**PROBLEM STATEMENT:** Line count for "view": tally the lines of the records below that contain it, and give only that number.
═══ MATERIAL PROVIDED
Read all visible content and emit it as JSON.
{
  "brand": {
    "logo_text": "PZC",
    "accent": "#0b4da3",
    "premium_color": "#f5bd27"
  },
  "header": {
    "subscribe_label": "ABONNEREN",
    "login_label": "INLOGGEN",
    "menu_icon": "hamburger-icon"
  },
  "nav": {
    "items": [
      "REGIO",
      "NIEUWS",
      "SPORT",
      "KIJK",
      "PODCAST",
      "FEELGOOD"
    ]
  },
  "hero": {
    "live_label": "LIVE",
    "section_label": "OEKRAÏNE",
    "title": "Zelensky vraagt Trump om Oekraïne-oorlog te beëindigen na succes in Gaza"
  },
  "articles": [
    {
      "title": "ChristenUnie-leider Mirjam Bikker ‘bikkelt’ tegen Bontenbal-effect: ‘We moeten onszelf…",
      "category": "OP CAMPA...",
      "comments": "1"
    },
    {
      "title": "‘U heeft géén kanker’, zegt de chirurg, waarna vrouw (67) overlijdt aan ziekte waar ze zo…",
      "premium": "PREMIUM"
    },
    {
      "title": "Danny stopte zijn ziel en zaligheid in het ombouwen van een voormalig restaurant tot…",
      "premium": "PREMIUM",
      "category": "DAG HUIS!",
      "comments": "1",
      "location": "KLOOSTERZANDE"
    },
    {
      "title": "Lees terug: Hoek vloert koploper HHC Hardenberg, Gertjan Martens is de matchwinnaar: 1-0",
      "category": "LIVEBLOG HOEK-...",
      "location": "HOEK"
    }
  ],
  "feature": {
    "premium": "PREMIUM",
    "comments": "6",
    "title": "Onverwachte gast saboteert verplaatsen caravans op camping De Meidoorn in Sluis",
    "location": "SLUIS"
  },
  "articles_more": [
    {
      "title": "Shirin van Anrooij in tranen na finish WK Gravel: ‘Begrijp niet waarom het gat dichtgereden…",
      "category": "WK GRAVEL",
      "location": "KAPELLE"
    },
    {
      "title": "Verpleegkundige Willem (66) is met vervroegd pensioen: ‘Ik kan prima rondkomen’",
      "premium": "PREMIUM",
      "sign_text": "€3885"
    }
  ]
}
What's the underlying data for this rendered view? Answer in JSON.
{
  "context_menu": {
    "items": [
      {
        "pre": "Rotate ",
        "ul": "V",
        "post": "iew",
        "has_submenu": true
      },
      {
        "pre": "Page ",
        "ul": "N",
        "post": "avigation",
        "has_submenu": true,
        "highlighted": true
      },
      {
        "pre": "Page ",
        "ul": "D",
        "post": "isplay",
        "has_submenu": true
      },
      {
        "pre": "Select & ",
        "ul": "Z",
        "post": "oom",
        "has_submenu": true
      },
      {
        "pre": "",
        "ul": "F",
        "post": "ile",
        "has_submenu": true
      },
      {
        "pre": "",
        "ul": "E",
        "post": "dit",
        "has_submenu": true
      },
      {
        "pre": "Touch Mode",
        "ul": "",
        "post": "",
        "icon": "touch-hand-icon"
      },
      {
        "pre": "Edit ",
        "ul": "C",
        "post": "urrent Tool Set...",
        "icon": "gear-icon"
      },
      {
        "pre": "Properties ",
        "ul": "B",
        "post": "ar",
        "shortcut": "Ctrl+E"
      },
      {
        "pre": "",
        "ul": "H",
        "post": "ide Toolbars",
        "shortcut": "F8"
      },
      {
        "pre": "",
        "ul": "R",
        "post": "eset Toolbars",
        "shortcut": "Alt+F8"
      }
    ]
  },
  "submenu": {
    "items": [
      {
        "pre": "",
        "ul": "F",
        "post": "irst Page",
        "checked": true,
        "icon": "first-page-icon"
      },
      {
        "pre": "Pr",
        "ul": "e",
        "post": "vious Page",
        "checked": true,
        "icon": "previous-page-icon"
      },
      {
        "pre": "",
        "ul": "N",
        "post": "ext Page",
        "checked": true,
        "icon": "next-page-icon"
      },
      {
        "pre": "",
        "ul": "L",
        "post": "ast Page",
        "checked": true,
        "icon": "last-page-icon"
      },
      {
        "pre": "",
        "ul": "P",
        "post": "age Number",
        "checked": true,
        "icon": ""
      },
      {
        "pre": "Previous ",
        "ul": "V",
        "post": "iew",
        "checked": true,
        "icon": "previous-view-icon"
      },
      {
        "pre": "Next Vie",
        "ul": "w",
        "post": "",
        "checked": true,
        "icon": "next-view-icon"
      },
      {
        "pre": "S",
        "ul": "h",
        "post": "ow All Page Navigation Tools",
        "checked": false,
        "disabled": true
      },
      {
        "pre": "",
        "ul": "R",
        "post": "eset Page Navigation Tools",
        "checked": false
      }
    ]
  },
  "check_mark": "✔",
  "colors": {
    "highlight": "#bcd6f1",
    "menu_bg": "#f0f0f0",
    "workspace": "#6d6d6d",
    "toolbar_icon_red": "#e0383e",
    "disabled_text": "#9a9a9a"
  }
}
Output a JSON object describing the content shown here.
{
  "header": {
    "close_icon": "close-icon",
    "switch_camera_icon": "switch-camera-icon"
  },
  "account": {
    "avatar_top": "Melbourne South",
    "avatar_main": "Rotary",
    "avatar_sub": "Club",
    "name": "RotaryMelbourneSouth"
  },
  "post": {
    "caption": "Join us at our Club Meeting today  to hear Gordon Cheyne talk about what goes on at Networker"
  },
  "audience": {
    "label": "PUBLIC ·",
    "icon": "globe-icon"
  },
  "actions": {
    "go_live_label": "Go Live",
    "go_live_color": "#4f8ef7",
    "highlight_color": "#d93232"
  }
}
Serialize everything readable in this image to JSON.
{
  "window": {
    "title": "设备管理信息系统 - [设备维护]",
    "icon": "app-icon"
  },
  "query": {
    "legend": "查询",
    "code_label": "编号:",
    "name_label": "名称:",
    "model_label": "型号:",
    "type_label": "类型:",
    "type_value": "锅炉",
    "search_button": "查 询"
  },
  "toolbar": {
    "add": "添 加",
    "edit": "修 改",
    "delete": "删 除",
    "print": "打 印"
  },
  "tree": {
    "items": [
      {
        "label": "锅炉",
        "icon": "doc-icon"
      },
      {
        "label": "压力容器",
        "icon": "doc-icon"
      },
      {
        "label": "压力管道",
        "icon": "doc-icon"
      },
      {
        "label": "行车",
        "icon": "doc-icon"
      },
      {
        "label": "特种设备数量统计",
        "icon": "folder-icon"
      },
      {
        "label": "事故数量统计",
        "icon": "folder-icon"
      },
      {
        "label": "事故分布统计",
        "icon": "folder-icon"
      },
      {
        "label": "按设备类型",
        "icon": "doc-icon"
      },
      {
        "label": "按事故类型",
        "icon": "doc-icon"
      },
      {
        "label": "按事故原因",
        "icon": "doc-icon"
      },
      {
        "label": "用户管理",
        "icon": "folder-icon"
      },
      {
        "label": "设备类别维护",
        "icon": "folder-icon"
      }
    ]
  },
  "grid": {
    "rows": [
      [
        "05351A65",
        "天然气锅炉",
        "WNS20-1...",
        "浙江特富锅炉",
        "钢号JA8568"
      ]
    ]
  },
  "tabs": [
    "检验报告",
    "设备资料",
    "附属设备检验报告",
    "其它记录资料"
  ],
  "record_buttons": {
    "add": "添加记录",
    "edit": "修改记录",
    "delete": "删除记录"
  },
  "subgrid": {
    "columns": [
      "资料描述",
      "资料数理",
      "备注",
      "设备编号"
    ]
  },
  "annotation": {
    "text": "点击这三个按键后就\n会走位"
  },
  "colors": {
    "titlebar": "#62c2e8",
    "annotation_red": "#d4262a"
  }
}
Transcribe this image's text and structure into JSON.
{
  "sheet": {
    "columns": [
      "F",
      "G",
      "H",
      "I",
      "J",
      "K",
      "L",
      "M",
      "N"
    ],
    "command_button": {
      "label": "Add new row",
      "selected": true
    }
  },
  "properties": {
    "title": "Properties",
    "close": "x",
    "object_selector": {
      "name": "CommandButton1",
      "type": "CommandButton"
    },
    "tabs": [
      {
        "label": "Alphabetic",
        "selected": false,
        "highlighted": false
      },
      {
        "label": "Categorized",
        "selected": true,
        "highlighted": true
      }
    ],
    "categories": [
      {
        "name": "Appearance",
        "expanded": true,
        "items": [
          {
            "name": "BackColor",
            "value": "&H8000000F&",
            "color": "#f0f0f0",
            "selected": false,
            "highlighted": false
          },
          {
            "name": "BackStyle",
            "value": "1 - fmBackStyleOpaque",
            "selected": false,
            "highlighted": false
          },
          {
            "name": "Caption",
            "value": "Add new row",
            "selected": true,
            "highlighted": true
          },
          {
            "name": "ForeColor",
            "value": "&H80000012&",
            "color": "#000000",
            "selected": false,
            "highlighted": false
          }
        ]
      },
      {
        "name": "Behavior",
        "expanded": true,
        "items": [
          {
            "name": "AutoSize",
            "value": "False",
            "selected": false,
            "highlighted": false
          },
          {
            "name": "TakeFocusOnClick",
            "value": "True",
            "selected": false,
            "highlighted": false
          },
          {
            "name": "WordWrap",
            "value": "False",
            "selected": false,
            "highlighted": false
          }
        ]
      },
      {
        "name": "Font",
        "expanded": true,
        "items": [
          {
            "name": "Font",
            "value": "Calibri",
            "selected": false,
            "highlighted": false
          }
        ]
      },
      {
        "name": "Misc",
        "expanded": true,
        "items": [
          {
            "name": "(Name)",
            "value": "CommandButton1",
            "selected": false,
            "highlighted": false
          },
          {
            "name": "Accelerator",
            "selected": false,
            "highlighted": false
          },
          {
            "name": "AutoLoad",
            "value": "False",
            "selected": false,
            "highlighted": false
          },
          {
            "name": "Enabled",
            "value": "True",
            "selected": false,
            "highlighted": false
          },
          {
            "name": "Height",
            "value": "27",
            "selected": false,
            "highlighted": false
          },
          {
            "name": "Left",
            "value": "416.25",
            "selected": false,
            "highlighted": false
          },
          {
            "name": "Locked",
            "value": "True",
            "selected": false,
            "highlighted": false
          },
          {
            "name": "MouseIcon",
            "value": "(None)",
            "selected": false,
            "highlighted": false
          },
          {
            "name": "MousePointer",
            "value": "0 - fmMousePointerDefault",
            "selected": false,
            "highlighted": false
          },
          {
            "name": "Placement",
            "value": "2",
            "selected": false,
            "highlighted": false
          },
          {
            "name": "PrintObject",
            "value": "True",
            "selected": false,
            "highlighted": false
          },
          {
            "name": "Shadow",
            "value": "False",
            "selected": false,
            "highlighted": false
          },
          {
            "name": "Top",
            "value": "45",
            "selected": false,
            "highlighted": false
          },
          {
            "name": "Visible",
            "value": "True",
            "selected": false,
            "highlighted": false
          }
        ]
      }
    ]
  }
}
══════
**RESPONSE AREA:** 3